◆ The problem ◆
Filter the data for lines with the word "this" and copy those lines.

◆ Information given ◆
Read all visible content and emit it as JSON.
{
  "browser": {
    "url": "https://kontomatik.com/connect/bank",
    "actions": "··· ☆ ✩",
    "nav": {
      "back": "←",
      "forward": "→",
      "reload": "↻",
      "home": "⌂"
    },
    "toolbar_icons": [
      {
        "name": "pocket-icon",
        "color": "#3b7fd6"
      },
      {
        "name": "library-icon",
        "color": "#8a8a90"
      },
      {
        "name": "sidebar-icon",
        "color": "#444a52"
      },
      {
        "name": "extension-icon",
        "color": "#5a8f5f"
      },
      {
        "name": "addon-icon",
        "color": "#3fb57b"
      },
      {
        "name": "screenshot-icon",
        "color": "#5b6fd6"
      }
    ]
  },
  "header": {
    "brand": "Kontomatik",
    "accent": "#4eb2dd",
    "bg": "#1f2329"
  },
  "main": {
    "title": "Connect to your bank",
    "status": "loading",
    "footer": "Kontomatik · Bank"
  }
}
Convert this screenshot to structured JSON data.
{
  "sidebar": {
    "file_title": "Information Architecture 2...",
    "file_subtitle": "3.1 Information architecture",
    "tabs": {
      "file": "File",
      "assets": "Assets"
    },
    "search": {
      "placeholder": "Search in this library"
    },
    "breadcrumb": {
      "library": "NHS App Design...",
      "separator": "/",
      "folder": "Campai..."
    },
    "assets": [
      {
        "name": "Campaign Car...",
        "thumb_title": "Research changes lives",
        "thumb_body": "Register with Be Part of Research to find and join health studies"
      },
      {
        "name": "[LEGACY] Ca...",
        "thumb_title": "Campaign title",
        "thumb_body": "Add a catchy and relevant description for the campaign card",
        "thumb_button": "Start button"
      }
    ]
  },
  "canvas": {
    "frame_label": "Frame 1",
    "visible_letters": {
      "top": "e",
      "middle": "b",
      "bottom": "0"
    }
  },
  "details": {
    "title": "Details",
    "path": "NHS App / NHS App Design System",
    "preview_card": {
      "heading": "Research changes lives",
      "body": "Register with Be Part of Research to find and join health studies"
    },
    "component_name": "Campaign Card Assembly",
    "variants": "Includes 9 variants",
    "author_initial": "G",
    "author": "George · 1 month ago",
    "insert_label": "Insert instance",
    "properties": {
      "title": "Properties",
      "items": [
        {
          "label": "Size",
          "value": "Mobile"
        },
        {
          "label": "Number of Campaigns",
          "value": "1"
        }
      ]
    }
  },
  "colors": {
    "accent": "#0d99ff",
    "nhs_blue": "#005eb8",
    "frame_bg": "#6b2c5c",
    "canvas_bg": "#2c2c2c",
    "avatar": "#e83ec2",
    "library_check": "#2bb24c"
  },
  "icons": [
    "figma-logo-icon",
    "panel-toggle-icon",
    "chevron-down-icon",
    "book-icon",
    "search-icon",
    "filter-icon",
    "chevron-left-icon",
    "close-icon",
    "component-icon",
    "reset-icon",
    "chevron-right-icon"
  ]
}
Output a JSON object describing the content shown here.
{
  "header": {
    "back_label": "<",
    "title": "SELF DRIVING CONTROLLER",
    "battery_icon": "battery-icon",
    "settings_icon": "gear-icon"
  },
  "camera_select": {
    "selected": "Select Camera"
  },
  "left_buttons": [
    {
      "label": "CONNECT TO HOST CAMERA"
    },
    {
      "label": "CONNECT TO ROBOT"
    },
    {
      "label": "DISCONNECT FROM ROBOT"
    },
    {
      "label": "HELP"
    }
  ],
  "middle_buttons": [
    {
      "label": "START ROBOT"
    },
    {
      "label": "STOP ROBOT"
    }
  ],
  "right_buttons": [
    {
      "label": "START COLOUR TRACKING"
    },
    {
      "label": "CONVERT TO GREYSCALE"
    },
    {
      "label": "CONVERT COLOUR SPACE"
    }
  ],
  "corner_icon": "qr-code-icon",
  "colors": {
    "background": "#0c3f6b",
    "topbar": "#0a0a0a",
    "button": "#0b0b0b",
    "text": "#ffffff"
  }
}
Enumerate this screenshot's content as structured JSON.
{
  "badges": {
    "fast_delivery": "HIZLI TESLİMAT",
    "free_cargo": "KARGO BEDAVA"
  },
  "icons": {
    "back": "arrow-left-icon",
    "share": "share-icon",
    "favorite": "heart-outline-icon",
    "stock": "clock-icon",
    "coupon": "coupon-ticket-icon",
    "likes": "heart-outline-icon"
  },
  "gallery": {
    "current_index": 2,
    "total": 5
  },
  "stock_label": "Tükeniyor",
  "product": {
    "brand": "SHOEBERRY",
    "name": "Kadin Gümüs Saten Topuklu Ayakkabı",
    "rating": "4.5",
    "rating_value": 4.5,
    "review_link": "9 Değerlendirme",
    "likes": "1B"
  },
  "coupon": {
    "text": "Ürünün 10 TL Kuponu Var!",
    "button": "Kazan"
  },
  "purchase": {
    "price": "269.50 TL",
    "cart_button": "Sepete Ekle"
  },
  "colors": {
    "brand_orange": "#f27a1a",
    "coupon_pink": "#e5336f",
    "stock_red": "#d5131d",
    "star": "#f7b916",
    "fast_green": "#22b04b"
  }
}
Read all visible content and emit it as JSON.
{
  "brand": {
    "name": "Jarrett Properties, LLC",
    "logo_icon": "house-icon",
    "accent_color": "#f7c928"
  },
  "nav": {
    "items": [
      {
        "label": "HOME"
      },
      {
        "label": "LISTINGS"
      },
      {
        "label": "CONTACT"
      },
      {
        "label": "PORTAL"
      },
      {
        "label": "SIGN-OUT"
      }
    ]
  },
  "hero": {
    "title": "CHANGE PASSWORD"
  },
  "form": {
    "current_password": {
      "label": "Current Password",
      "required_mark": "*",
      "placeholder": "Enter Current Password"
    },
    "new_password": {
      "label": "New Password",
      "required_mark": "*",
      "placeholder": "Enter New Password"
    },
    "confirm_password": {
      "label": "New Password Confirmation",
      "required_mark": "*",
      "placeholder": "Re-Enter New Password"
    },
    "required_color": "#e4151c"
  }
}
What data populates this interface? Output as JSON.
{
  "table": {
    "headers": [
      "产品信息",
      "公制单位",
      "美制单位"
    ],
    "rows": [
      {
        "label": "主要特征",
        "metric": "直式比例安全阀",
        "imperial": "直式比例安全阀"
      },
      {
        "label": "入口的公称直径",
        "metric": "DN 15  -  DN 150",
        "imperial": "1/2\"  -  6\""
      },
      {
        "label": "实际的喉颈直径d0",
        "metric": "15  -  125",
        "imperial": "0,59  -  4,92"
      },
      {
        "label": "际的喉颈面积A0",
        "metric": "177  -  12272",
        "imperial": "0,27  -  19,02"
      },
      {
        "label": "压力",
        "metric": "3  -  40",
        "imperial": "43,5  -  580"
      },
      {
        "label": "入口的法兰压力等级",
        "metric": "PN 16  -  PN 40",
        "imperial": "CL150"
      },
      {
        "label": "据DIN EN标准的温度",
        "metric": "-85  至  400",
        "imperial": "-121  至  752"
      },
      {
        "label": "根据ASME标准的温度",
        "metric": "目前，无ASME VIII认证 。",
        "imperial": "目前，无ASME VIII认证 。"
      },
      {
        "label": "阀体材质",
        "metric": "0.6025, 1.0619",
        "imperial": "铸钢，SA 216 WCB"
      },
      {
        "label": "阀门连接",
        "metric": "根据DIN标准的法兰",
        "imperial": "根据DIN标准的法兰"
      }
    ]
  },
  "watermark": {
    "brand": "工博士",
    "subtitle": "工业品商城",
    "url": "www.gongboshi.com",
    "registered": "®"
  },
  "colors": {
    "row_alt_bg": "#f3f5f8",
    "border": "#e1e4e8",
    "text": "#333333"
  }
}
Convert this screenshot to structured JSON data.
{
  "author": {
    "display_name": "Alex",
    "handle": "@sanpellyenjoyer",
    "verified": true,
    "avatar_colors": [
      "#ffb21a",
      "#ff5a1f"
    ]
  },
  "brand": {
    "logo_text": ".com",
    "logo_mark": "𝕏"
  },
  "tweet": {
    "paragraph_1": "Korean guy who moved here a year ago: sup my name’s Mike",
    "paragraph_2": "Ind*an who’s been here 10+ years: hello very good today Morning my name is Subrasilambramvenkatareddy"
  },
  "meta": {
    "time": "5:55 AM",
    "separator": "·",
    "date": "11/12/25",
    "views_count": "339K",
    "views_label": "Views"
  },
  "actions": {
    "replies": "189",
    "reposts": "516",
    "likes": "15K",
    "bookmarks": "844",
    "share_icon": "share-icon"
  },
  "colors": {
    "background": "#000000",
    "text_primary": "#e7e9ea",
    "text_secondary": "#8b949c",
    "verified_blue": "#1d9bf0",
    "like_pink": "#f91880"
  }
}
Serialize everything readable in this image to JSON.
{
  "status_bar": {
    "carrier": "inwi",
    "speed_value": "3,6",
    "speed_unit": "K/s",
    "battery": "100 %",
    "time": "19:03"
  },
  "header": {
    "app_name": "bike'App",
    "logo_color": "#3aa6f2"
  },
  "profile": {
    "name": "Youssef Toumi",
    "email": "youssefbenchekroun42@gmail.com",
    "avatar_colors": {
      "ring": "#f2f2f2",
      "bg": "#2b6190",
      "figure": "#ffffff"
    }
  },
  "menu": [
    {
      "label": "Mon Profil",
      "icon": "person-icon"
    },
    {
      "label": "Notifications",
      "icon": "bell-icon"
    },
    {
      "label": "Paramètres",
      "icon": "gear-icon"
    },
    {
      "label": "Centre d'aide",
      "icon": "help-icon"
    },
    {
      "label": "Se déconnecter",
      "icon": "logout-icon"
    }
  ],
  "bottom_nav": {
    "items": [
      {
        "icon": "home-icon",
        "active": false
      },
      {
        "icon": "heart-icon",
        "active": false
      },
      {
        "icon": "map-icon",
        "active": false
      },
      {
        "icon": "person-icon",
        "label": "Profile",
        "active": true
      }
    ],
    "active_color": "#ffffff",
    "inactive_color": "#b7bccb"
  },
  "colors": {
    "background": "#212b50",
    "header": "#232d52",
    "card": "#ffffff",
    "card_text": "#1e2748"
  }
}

◆ Result below ◆
Convert this screenshot to structured JSON data.
      "placeholder": "Search in this library"
Enumerate this screenshot's content as structured JSON.
What data populates this interface? Output as JSON.
Convert this screenshot to structured JSON data.
Serialize everything readable in this image to JSON.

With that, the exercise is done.